    I think that comment was to me. It was a couple of months ago and I said something about Quiverful being a miserable life. No education, no life skills, no money, no safe and heated place to live and too many kids. I made a comment about no choices, and he said that his kids and grandkids must be great actors or something, because they “seemed” happy to him. They’re not happy, they just don’t know any better.

  • Allison the Great

    Do you have a link to that post? I’d like to read it and its comments. I’m curious now.

  • PinkBubblegum

    We are to pretend to be happy to make selfish sick Christian daddy feel good. How we feel, well we better damn well keep out mouths closed about that.

  • guest

    Oh, I agree! It’s disgusting even if they are over 18!
    And talking age, their 18-year-olds will have no experience making their own decisions, calculating risks and being responsible for the outcome. Can you even consider them adults if they are never allowed to make decisions of their own?
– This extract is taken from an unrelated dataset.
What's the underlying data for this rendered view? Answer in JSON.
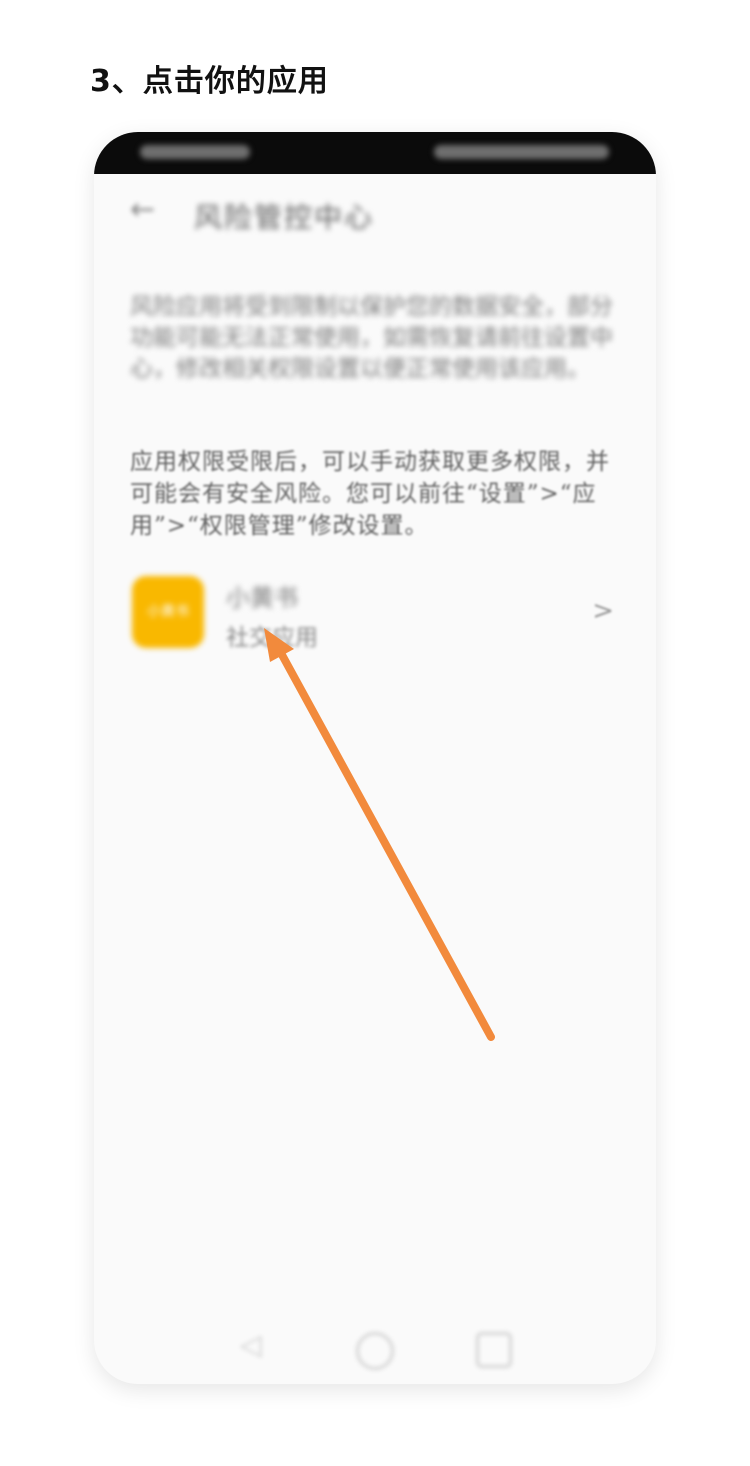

Their life is laid out for them and they are expected to obey. Even married, adult sons are expected to obey their fathers. The whole system is sick.

  • guest

    Thanks for the info. You’d think that those states would make sure their laws are tough so that no minors are married away.

  • guest

    “following God’s instructions (as given by your authority figures)”

    This is probably the most heart-breaking piece of the puzzle for me. They deny their children the right to seek God for themselves and learn to trust Him to guide them without their parents’, or more specifically, fathers’, mediation. That isn’t setting children up to have their own personal and freely chosen relationship with God.